Saturday, April 19, 2014
Steelers' draft review: 2013
By Scott Brown
PITTSBURGH -- The is the last in a series that reviews the Steelers' drafts under general manager Kevin Colbert and coach Mike Tomlin.
Next up is the 2013 draft:
Total picks: 9
Picks still with the team: 8
Best pick: RB Le'Veon Bell. The second-round selection set a Steelers record for yards from scrimmage by a rookie (1,259) despite missing the first three games because of a foot injury. Bell's receiving skills -- and the trust quarterback Ben Roethlisberger has in the Michigan State product picking up blitzes -- make him an every-down back. Bell improved as a runner as he adjusted to the speed of defenses at this level, and he rushed for 214 yards and two touchdowns in his final two games of the 2013 season. The only question with Bell moving forward is how much the Steelers will ease his workload after signing former Patriots running back LeGarrette Blount last month.
Worst pick: QB Landry Jones. This is nothing against Jones and all on the Steelers for using a fourth-round pick on a quarterback when they had more pressing needs, particularly on defense. Jones didn't dress for a game last season, and what made taking a quarterback in the fourth round all the more curious is the Steelers did it after signing veteran Bruce Gradkowski to a three-year contract to back up Roethlisberger. Jones will continue to see limited snaps even in practice as long as Roethlisberger and Gradkowski stay healthy.

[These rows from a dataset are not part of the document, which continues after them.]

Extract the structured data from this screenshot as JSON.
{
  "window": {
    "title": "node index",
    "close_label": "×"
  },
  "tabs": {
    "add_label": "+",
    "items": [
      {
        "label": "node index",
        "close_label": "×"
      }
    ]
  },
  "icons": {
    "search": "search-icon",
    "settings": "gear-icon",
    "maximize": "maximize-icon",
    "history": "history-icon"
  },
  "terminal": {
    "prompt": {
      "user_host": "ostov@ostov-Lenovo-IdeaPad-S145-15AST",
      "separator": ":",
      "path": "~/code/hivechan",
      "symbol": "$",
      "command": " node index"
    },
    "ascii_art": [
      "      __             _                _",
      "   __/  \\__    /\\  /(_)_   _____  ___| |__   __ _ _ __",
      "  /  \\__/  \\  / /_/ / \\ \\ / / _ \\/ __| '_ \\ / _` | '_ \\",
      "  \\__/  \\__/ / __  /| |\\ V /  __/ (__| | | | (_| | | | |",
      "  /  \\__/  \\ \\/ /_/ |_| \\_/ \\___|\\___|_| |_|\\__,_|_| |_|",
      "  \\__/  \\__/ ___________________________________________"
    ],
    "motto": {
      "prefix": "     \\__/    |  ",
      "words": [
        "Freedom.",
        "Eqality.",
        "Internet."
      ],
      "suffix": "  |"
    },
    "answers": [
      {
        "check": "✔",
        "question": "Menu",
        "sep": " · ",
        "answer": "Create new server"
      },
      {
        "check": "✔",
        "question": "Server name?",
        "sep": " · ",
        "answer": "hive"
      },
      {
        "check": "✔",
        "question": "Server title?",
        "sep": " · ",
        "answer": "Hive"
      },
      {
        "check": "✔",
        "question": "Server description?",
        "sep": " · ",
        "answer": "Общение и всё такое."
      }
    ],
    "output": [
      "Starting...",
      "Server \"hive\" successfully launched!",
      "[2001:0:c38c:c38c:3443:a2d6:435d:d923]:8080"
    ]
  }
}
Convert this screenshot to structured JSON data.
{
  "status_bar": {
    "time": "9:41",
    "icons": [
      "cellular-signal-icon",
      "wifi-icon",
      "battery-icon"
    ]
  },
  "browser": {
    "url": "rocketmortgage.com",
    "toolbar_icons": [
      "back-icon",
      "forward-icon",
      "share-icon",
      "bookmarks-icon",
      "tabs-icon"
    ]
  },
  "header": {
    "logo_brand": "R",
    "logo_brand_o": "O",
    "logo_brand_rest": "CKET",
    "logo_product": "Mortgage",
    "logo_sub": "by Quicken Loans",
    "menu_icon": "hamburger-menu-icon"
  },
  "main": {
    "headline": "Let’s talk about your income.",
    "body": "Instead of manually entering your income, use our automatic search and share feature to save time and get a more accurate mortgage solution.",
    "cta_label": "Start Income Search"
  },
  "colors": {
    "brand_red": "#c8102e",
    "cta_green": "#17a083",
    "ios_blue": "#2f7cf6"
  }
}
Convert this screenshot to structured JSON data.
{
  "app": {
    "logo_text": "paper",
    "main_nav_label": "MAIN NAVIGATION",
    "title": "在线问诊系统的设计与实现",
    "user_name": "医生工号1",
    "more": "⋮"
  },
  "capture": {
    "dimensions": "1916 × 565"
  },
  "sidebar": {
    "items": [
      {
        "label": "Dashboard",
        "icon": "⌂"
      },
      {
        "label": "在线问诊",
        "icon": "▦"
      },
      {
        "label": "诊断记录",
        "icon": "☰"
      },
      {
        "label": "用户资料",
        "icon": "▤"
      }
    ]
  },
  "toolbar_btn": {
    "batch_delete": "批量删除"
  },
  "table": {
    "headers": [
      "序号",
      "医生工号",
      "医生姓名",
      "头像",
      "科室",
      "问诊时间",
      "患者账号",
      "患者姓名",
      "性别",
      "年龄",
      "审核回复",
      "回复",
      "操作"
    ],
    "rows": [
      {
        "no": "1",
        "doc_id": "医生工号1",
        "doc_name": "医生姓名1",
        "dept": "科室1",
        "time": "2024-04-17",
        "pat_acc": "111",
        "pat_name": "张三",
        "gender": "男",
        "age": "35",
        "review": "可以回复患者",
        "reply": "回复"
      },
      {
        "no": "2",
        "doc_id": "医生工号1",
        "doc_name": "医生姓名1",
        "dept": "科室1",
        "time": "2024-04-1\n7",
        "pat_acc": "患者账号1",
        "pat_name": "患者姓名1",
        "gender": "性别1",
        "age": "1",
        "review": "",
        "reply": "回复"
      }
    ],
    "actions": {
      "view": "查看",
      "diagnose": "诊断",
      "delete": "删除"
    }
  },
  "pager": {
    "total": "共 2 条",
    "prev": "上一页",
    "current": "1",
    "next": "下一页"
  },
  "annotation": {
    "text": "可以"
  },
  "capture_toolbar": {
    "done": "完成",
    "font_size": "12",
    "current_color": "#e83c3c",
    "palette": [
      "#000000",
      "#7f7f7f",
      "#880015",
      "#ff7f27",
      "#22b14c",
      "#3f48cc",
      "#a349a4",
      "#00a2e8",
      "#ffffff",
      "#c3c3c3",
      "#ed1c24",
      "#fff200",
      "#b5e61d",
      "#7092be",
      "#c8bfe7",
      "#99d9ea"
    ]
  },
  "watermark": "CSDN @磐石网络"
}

Best value pick: LB Vince Williams. The second of the Steelers' two sixth-round picks started 11 games as a rookie, eventually settling in at left inside linebacker following a season-ending arm injury to veteran Larry Foote. Williams recorded 66 tackles and improved as the season progressed, particularly against the run. There are questions about whether Williams, the 206th overall pick of the draft, can play the pass well enough to establish himself as a long-term starter. But the Florida State product has already proven his value as a run-stopping linebacker and special-teams contributor. Even if he does not hang onto his starting job alongside Lawrence Timmons, Williams gives the Steelers quality depth at inside linebacker.
Also of note: Outside linebacker Jarvis Jones, the 17th overall pick of the draft, started eight games last season but managed just one sack. Jones did record nine tackles in the regular-season finale, almost doubling his previous high (five) for stops in a game. ... Third-round pick Markus Wheaton played just 157 snaps and caught six passes for 64 yards. He is expected to get the first crack at replacing Emmanuel Sanders, who signed with the Broncos last month, in the starting lineup. ... Cornerback Terry Hawthorne, a fifth-round pick, has not signed with another team since the Steelers released him at the end of preseason practice. ... Seventh-round pick Nick Williams has a real opportunity after spending last season on injured reserve because of a knee injury. The Steelers are thin at defensive end and they will give Williams a long look during offseason practices and training camp.
Final analysis/grade: So much of the Steelers' draft hinges on the jump Jarvis Jones and Wheaton make in their second season -- and whether the two become productive starters. Assuming that happens and fourth-round pick Shamarko Thomas works his way into the rotation at safety, this has the makings of a very good class. But it is too early to put a grade on it so I will give the Steelers an incomplete here.